Please repeat each entry. Match every word exactly.

§ Material to process
_ _ _ _ _ _ _

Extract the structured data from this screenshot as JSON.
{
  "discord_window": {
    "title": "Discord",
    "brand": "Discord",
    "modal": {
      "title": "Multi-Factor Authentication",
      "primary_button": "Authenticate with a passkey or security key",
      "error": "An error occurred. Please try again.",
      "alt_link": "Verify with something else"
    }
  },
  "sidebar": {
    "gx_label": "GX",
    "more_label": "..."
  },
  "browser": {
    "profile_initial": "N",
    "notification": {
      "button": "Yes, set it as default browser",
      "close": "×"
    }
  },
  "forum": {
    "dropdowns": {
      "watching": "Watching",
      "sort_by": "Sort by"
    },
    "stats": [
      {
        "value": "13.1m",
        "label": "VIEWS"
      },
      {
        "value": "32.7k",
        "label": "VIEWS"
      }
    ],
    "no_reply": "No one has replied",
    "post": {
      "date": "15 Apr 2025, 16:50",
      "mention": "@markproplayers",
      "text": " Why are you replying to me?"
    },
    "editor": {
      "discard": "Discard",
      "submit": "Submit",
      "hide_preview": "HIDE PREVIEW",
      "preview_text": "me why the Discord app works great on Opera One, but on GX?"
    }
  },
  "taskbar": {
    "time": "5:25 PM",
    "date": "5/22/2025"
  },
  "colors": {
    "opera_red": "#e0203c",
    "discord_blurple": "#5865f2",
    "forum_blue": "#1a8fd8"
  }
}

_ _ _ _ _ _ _

§ Response for this exercise
Extract the structured data from this screenshot as JSON.
{
  "discord_window": {
    "title": "Discord",
    "brand": "Discord",
    "modal": {
      "title": "Multi-Factor Authentication",
      "primary_button": "Authenticate with a passkey or security key",
      "error": "An error occurred. Please try again.",
      "alt_link": "Verify with something else"
    }
  },
  "sidebar": {
    "gx_label": "GX",
    "more_label": "..."
  },
  "browser": {
    "profile_initial": "N",
    "notification": {
      "button": "Yes, set it as default browser",
      "close": "×"
    }
  },
  "forum": {
    "dropdowns": {
      "watching": "Watching",
      "sort_by": "Sort by"
    },
    "stats": [
      {
        "value": "13.1m",
        "label": "VIEWS"
      },
      {
        "value": "32.7k",
        "label": "VIEWS"
      }
    ],
    "no_reply": "No one has replied",
    "post": {
      "date": "15 Apr 2025, 16:50",
      "mention": "@markproplayers",
      "text": " Why are you replying to me?"
    },
    "editor": {
      "discard": "Discard",
      "submit": "Submit",
      "hide_preview": "HIDE PREVIEW",
      "preview_text": "me why the Discord app works great on Opera One, but on GX?"
    }
  },
  "taskbar": {
    "time": "5:25 PM",
    "date": "5/22/2025"
  },
  "colors": {
    "opera_red": "#e0203c",
    "discord_blurple": "#5865f2",
    "forum_blue": "#1a8fd8"
  }
}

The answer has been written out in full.